• About this task
Reply with only a number, the count of lines in the listing that include the word "rect".

• Input data

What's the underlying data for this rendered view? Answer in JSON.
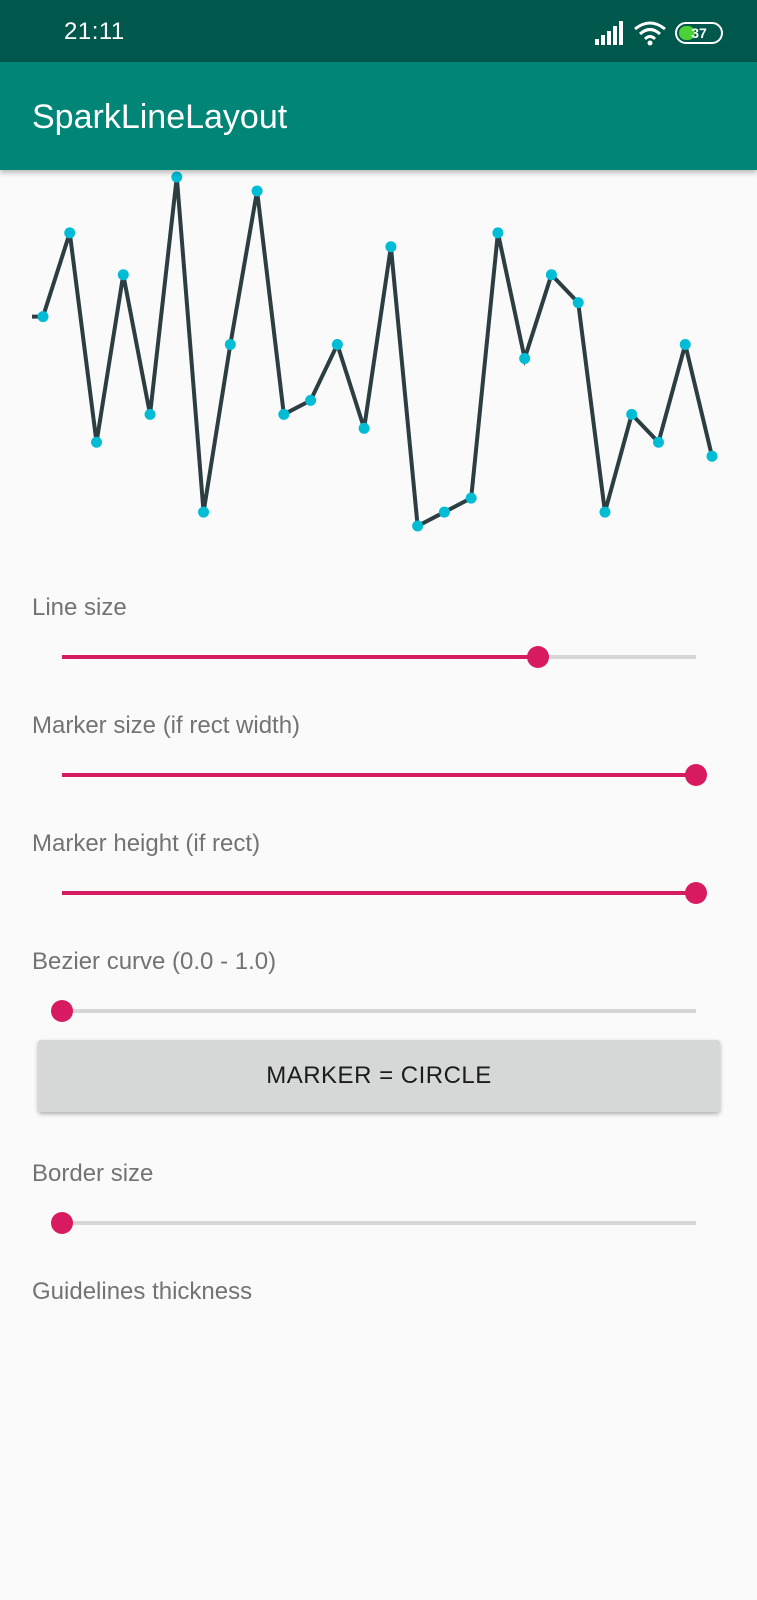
{
  "status_bar": {
    "time": "21:11",
    "icons": [
      "signal-icon",
      "wifi-icon",
      "battery-icon"
    ],
    "battery_level": "37"
  },
  "app_bar": {
    "title": "SparkLineLayout"
  },
  "colors": {
    "status_bar": "#00574b",
    "app_bar": "#008577",
    "line": "#2c3e42",
    "marker": "#00bcd4",
    "accent": "#d81b60",
    "track": "#d6d6d6"
  },
  "chart_data": {
    "type": "line",
    "values": [
      62,
      74,
      44,
      68,
      48,
      82,
      34,
      58,
      80,
      48,
      50,
      58,
      46,
      72,
      32,
      34,
      36,
      74,
      56,
      68,
      64,
      34,
      48,
      44,
      58,
      42
    ],
    "ylim": [
      30,
      83
    ],
    "marker": "circle",
    "grid": false
  },
  "controls": {
    "line_size": {
      "label": "Line size",
      "value": 0.75
    },
    "marker_size": {
      "label": "Marker size (if rect width)",
      "value": 1.0
    },
    "marker_height": {
      "label": "Marker height (if rect)",
      "value": 1.0
    },
    "bezier_curve": {
      "label": "Bezier curve (0.0 - 1.0)",
      "value": 0.0
    },
    "marker_button": {
      "label": "MARKER = CIRCLE"
    },
    "border_size": {
      "label": "Border size",
      "value": 0.0
    },
    "guidelines_thickness": {
      "label": "Guidelines thickness"
    }
  }
}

• Answer space
2